• WHAT IS BEING ASKED:
Your answer is a copy of every line in the records where "this" appears.

▬▬▬▬▬▬

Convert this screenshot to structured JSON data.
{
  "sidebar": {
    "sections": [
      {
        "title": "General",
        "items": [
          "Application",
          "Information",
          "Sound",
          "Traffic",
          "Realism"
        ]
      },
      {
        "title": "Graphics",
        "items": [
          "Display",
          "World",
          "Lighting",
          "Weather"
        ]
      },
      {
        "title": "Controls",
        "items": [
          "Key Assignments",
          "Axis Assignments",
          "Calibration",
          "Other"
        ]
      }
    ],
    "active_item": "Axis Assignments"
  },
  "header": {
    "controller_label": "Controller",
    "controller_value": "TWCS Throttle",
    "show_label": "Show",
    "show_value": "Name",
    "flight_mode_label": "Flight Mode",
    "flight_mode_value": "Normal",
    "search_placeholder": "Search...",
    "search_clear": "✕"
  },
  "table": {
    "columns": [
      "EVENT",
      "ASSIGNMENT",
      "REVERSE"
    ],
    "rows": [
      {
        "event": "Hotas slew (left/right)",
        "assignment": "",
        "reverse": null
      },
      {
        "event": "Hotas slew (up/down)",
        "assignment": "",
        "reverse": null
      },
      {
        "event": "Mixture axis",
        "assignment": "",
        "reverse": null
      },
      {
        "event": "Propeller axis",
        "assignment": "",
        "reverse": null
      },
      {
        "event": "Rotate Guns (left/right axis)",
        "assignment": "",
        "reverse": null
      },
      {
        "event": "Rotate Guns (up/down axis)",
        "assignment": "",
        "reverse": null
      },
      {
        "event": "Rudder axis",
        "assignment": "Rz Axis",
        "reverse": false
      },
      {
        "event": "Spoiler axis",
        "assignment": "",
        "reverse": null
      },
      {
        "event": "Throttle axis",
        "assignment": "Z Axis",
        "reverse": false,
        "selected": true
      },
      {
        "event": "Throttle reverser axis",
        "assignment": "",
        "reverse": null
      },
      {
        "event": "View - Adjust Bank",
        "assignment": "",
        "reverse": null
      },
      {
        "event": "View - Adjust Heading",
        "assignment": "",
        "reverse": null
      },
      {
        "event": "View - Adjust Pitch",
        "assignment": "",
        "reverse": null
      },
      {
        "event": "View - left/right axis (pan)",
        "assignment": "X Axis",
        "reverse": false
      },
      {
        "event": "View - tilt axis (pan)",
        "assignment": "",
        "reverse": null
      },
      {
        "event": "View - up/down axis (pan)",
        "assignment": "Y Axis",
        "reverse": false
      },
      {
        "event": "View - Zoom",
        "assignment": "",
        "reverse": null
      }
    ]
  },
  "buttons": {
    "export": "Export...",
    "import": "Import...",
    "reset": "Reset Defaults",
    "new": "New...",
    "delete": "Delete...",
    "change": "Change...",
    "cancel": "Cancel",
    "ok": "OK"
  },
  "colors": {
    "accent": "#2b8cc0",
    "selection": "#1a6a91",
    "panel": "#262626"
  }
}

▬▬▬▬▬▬

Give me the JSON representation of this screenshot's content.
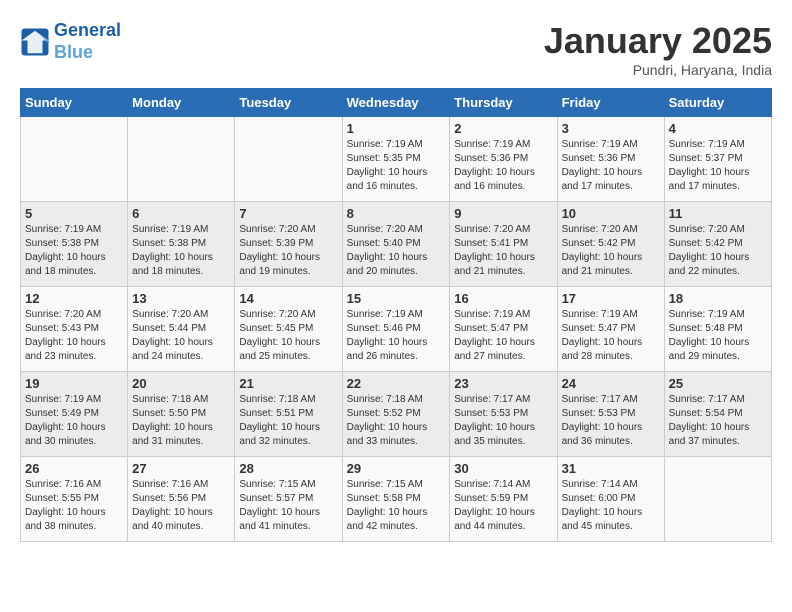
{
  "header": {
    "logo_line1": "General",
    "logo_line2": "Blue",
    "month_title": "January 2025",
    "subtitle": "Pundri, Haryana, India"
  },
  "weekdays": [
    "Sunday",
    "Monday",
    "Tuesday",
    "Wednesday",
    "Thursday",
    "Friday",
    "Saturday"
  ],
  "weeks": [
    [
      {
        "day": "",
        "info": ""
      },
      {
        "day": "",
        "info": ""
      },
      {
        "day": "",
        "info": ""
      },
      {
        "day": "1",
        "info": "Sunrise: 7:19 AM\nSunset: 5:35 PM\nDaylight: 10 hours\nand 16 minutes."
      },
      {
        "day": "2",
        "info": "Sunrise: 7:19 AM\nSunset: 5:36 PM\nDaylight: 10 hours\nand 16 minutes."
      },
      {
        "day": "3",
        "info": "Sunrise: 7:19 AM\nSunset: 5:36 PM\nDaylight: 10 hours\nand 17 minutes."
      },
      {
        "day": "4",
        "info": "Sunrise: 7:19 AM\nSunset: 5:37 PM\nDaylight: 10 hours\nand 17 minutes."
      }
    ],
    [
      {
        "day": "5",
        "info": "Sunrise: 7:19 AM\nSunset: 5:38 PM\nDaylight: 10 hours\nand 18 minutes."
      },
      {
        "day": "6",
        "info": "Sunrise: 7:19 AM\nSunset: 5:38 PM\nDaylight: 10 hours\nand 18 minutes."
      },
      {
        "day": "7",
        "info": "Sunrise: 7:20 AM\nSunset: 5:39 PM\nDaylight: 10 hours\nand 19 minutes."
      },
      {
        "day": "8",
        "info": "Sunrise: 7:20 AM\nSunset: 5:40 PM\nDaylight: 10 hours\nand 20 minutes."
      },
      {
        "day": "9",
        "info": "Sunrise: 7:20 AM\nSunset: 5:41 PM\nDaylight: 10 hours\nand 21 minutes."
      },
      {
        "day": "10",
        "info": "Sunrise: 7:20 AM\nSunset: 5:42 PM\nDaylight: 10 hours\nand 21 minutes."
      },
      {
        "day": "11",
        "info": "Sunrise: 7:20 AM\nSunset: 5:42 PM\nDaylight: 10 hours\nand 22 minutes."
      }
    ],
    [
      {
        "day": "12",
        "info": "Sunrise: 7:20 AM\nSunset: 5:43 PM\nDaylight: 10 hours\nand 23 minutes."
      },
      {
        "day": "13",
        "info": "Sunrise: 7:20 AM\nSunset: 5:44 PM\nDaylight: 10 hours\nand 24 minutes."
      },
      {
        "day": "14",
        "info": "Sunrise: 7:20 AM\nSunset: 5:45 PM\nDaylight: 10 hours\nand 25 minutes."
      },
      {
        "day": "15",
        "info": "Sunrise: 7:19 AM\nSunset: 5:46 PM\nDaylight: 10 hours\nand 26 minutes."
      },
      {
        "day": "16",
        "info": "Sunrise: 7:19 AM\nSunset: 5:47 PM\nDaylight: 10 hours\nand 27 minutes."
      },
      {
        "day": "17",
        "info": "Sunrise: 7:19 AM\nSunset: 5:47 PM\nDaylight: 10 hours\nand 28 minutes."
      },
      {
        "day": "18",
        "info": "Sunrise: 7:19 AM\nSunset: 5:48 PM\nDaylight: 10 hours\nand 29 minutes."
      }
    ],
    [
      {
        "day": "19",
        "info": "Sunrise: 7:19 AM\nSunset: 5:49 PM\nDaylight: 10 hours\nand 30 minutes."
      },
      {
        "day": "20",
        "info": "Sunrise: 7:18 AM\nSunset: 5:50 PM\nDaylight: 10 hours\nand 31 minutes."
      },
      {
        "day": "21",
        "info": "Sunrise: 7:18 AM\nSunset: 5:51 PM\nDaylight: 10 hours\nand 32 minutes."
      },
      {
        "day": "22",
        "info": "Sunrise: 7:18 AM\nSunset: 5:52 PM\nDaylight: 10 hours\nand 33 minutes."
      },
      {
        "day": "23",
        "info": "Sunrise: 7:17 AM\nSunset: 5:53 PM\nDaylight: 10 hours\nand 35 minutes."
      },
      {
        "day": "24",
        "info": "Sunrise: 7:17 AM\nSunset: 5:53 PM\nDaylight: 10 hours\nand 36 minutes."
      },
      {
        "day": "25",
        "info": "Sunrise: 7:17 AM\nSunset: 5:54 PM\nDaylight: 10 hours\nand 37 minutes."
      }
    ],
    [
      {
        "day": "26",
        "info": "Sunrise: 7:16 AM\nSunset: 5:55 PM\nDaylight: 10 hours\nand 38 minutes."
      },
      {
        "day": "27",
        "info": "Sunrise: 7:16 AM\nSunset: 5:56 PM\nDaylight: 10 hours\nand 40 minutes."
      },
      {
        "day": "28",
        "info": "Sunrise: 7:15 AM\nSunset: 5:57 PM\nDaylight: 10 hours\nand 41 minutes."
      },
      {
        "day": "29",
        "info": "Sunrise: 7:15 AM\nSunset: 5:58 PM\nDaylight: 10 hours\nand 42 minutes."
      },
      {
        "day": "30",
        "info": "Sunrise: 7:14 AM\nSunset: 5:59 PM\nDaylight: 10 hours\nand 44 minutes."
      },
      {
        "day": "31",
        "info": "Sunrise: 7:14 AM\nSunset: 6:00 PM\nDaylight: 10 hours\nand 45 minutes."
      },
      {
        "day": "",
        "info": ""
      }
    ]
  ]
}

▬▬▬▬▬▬

• EXERCISE SOLUTION:
Convert this screenshot to structured JSON data.
Give me the JSON representation of this screenshot's content.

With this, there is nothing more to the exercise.